The International Trade Secretary said on a visit down under that visa-free travel could form part of a deal once Britain exits the European Union. After meeting the Australian prime minister Scott Morrison and her counterpart Simon Birmingham Ms Truss told a press conference in Canberra the two nations had a "special link". According to the news.com.au website, she told reporters on the subject of free movement: "It's certainly something we will be looking at as part of our free trade negotiations." Current immigration rules between the two nations mean Brits need a visa to go on holiday to Australia and separate visas if they want to work temporarily or live permanently. There have been suggestions that post-Brexit the Trans-Tasman agreement Australia has with New Zealand allowing free travel could be...
18 September 2019
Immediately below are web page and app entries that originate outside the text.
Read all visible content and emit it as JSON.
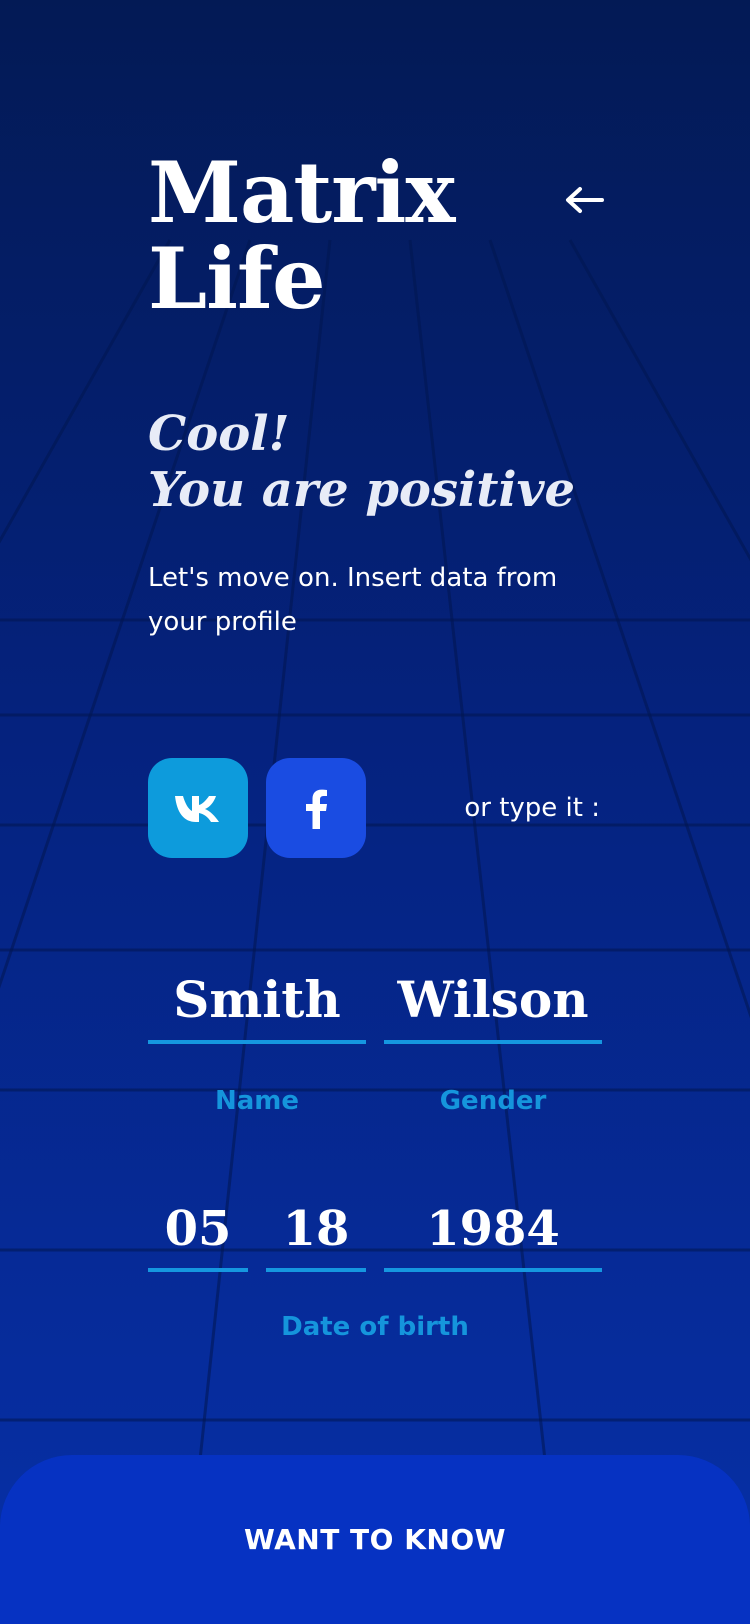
{
  "app": {
    "title_line1": "Matrix",
    "title_line2": "Life"
  },
  "header": {
    "back_icon": "arrow-left-icon"
  },
  "message": {
    "line1": "Cool!",
    "line2": "You are positive",
    "instruction": "Let's move on. Insert data from your profile"
  },
  "social": {
    "vk_icon": "vk-logo-icon",
    "facebook_icon": "facebook-logo-icon",
    "or_type_label": "or type it :",
    "vk_color": "#0d9bdc",
    "facebook_color": "#1a4ce2"
  },
  "form": {
    "name_value": "Smith",
    "gender_value": "Wilson",
    "name_label": "Name",
    "gender_label": "Gender",
    "dob_month": "05",
    "dob_day": "18",
    "dob_year": "1984",
    "dob_label": "Date of birth",
    "accent_color": "#1597e0"
  },
  "cta": {
    "label": "WANT TO KNOW"
  }
}
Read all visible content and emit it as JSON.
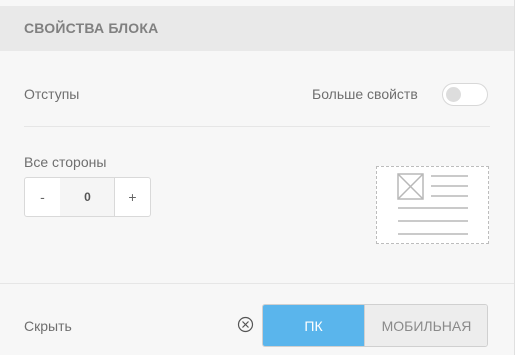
{
  "header": {
    "title": "СВОЙСТВА БЛОКА"
  },
  "padding_row": {
    "label": "Отступы",
    "more_label": "Больше свойств",
    "more_toggle_on": false
  },
  "all_sides": {
    "label": "Все стороны",
    "minus": "-",
    "value": "0",
    "plus": "+"
  },
  "preview": {
    "icon": "block-layout-preview-icon"
  },
  "hide_row": {
    "label": "Скрыть",
    "clear_icon": "circle-x-icon",
    "options": [
      "ПК",
      "МОБИЛЬНАЯ"
    ],
    "selected": "ПК"
  },
  "colors": {
    "accent": "#5ab5ec",
    "header_bg": "#e9e9e9",
    "panel_bg": "#f7f7f7"
  }
}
MPA's Priorites for Government 

Mineral products are essential to our construction and manufacturing industries, to our economy and to our everyday lives. Of the two billion tonnes of all materials we typically use every year in the UK, mineral products (at 250 million tonnes or 13 per cent) are the biggest material flow. The mineral products industry has much to offer in the next five years. We will be in the engine room as the nation recovers from an unprecedented period of recession and negligible growth. Our relationship with Government is crucial. Delivery of its aspirations for the built and natural environments is heavily dependent upon our contribution. We will play our part – but we need support from Government and a willingness to tackle several crucial issues. Read the MPA's 'Priorities for Government' here.
Mineral Products Association
18 September 2019

The Mineral Products Association (MPA) has set out its new Priorities for Government, urging Cabinet Ministers to improve delivery of projects. 

As Brexit unfolds, mineral products will continue to be essential. There remains a fundamental responsibility for the Government to deliver the conditions within which industry can thrive and also a responsibility for industry to invest so that continuing demands for mineral products can be met sustainably. Accordingly, the Mineral Products Association (MPA) has set out its new Priorities for Government, urging Cabinet Ministers to improve delivery of projects and not take for granted the vital role that the mineral products industries have in delivering the homes, public and commercial buildings and infrastructure which society relies upon.  The new document, released ahead of the Brexit deadline, outlines eight Priorities for the Government and industry, which MPA believes will help deliver continuing prosperity for the UK: Building confidence for business investment Enhancing industrial competitiveness Boosting growth and productivity Strengthening UK supply chains...